- [Problem]
Which of the lines below contain the string "JSON"? Copy each one.

· · ·

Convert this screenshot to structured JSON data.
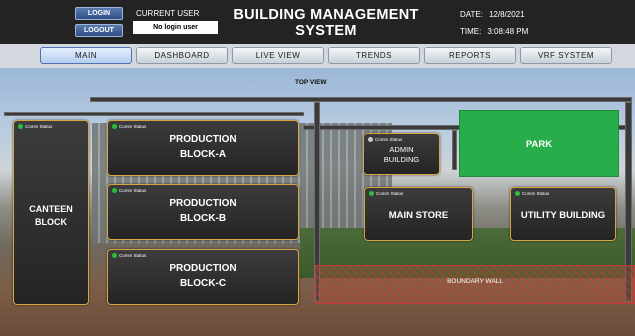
{
  "header": {
    "login_label": "LOGIN",
    "logout_label": "LOGOUT",
    "current_user_label": "CURRENT USER",
    "current_user_value": "No login user",
    "title_line1": "BUILDING MANAGEMENT",
    "title_line2": "SYSTEM",
    "date_label": "DATE:",
    "date_value": "12/8/2021",
    "time_label": "TIME:",
    "time_value": "3:08:48 PM"
  },
  "nav": {
    "active": "MAIN",
    "tabs": [
      "MAIN",
      "DASHBOARD",
      "LIVE VIEW",
      "TRENDS",
      "REPORTS",
      "VRF SYSTEM"
    ]
  },
  "scene": {
    "top_view_label": "TOP VIEW",
    "boundary_wall_label": "Boundary Wall",
    "comm_status_label": "Comm Status",
    "blocks": {
      "canteen": {
        "line1": "CANTEEN",
        "line2": "BLOCK",
        "status": "ok"
      },
      "prod_a": {
        "line1": "PRODUCTION",
        "line2": "BLOCK-A",
        "status": "ok"
      },
      "prod_b": {
        "line1": "PRODUCTION",
        "line2": "BLOCK-B",
        "status": "ok"
      },
      "prod_c": {
        "line1": "PRODUCTION",
        "line2": "BLOCK-C",
        "status": "ok"
      },
      "admin": {
        "line1": "ADMIN",
        "line2": "BUILDING",
        "status": "unknown"
      },
      "main_store": {
        "line1": "MAIN STORE",
        "status": "ok"
      },
      "utility": {
        "line1": "UTILITY BUILDING",
        "status": "ok"
      },
      "park": {
        "line1": "PARK"
      }
    }
  },
  "colors": {
    "status_ok": "#2dbe3a",
    "status_unknown": "#c9c9c9",
    "block_border": "#d9a441",
    "park": "#27ad4a",
    "boundary": "#c83a3a"
  }
}
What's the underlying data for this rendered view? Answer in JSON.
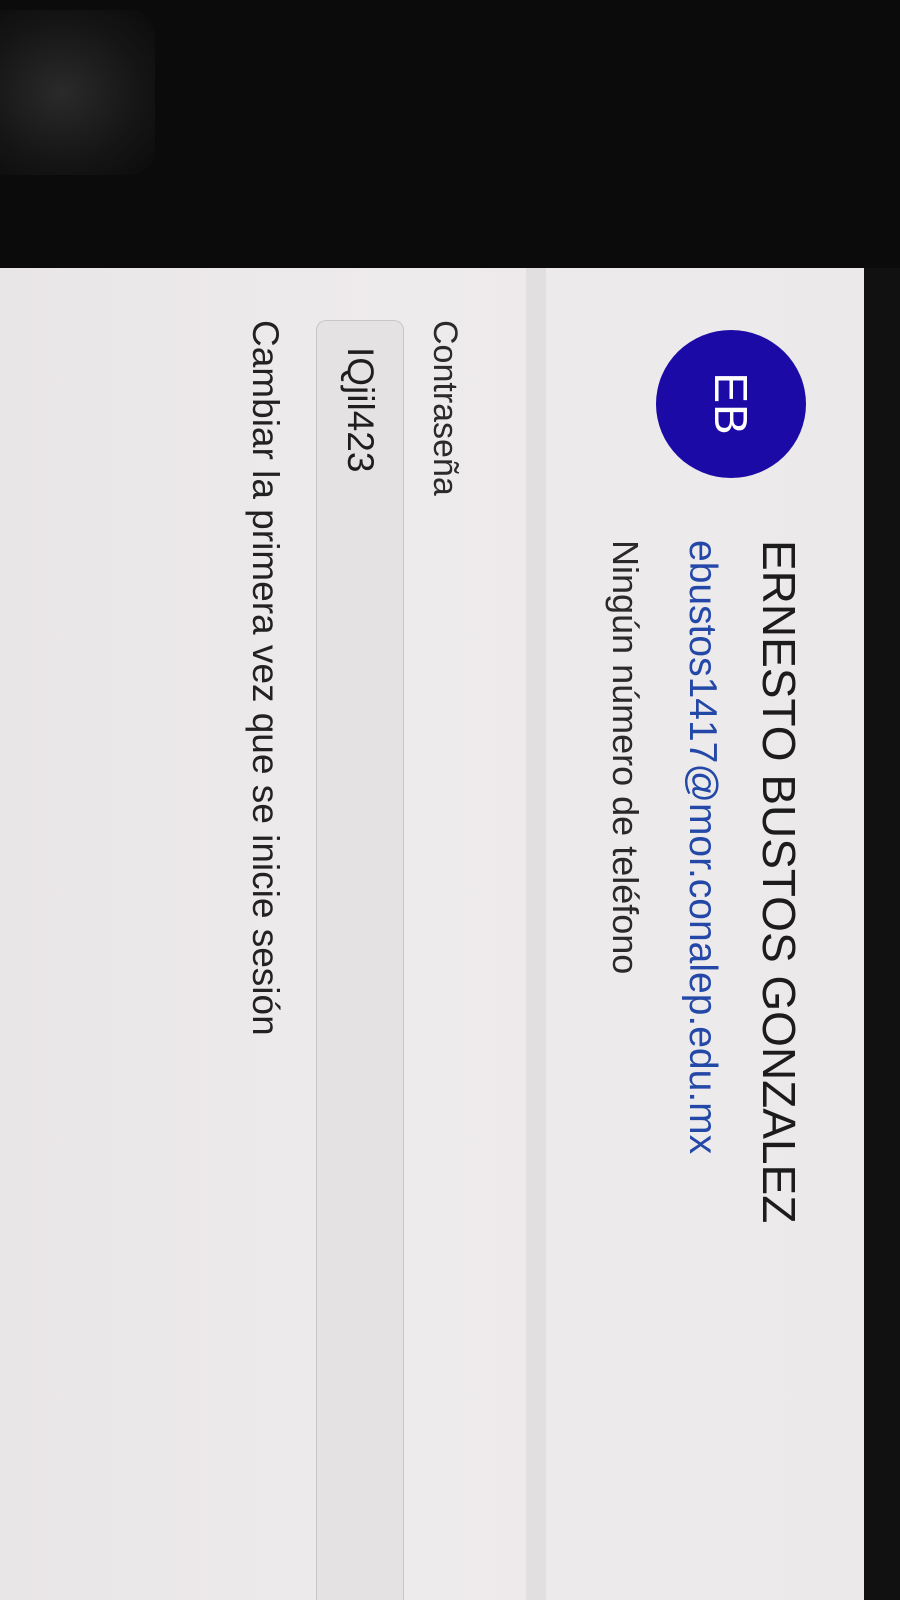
{
  "user": {
    "initials": "EB",
    "name": "ERNESTO BUSTOS GONZALEZ",
    "email": "ebustos1417@mor.conalep.edu.mx",
    "phone": "Ningún número de teléfono"
  },
  "password": {
    "label": "Contraseña",
    "value": "IQjil423",
    "change_note": "Cambiar la primera vez que se inicie sesión"
  },
  "colors": {
    "avatar_bg": "#1b0aa6",
    "email_link": "#2348a8"
  }
}
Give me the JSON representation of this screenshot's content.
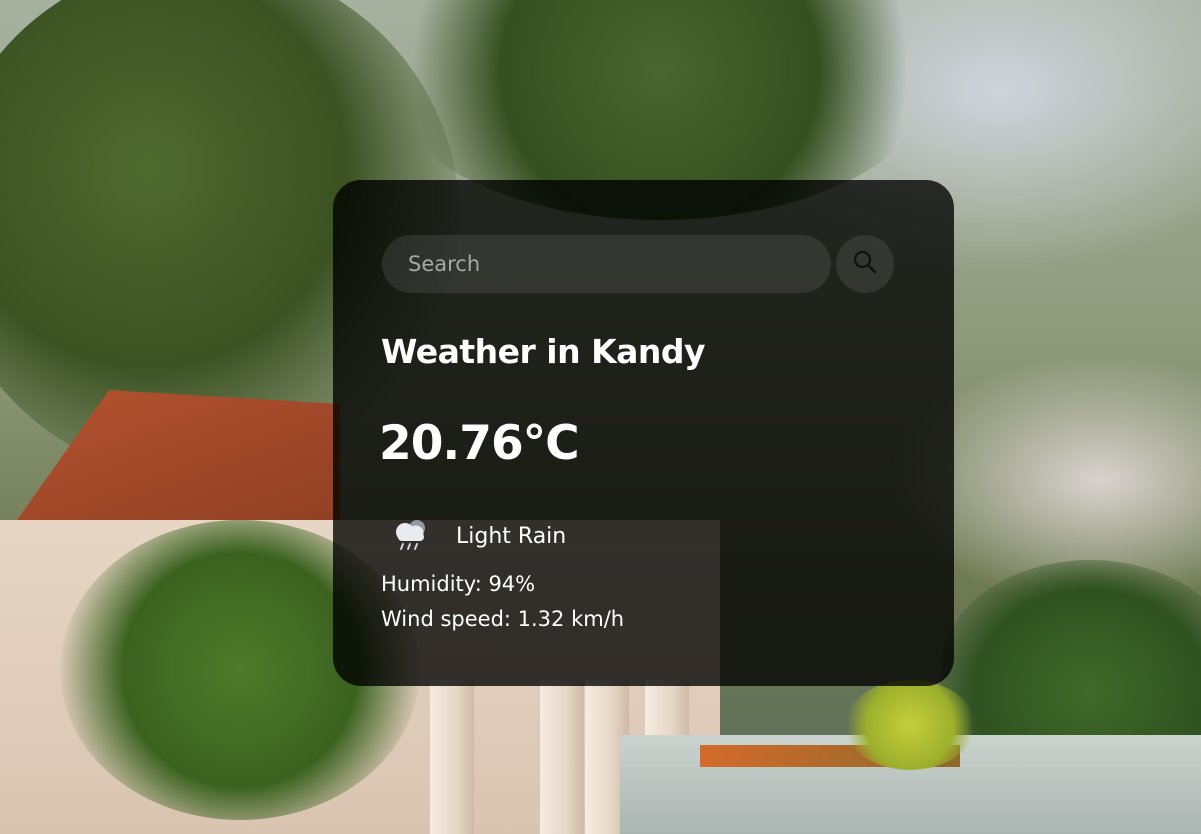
{
  "search": {
    "placeholder": "Search",
    "value": ""
  },
  "weather": {
    "title": "Weather in Kandy",
    "temperature": "20.76°C",
    "condition": "Light Rain",
    "condition_icon": "rain-cloud-icon",
    "humidity": "Humidity: 94%",
    "wind": "Wind speed: 1.32 km/h"
  },
  "colors": {
    "card_background": "#000000",
    "text": "#ffffff",
    "placeholder": "#a7a7a7"
  }
}
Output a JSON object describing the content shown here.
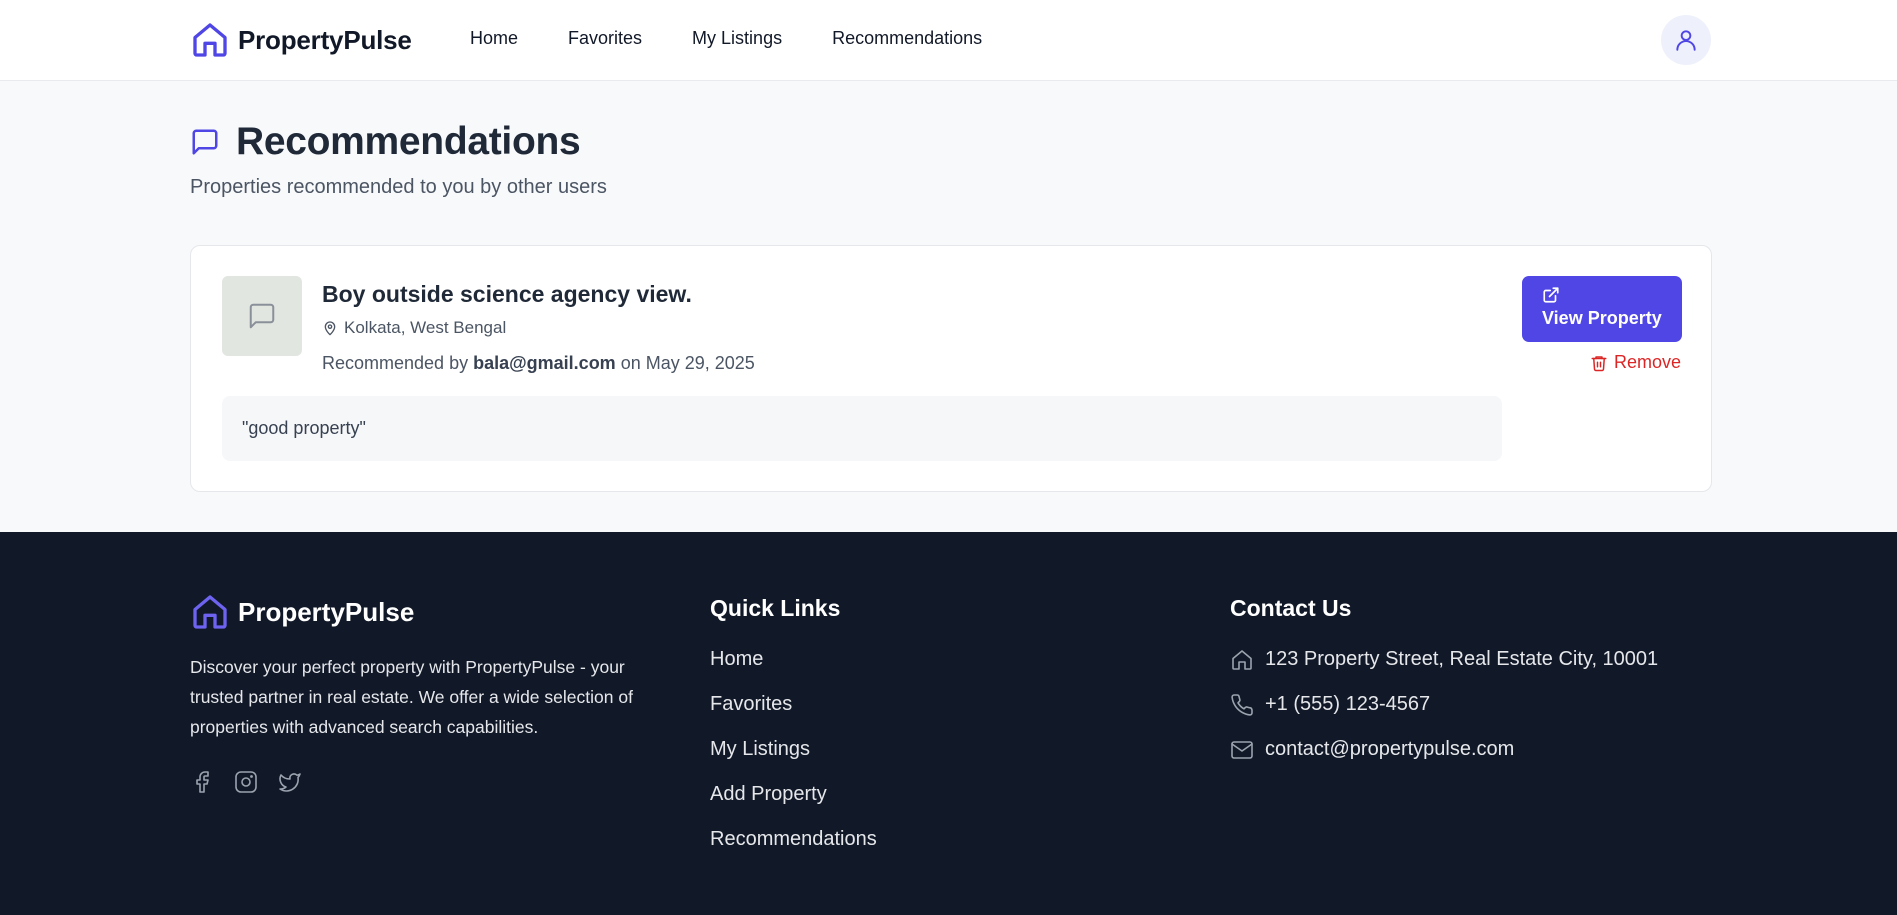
{
  "header": {
    "brand": "PropertyPulse",
    "nav": [
      "Home",
      "Favorites",
      "My Listings",
      "Recommendations"
    ]
  },
  "page": {
    "title": "Recommendations",
    "subtitle": "Properties recommended to you by other users"
  },
  "recommendation": {
    "property_title": "Boy outside science agency view.",
    "location": "Kolkata, West Bengal",
    "recommended_by_prefix": "Recommended by",
    "recommender_email": "bala@gmail.com",
    "date_prefix": "on",
    "date": "May 29, 2025",
    "note": "\"good property\"",
    "view_button": "View Property",
    "remove_button": "Remove"
  },
  "footer": {
    "brand": "PropertyPulse",
    "about": "Discover your perfect property with PropertyPulse - your trusted partner in real estate. We offer a wide selection of properties with advanced search capabilities.",
    "quick_links_title": "Quick Links",
    "quick_links": [
      "Home",
      "Favorites",
      "My Listings",
      "Add Property",
      "Recommendations"
    ],
    "contact_title": "Contact Us",
    "address": "123 Property Street, Real Estate City, 10001",
    "phone": "+1 (555) 123-4567",
    "email": "contact@propertypulse.com",
    "social_icons": [
      "facebook-icon",
      "instagram-icon",
      "twitter-icon"
    ]
  },
  "colors": {
    "accent": "#4f46e5",
    "danger": "#dc2626",
    "footer_bg": "#111827",
    "page_bg": "#f8f9fb"
  }
}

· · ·

- [Exercise response]
Convert this screenshot to structured JSON data.
What's the underlying data for this rendered view? Answer in JSON.
Give me the JSON representation of this screenshot's content.
Output a JSON object describing the content shown here.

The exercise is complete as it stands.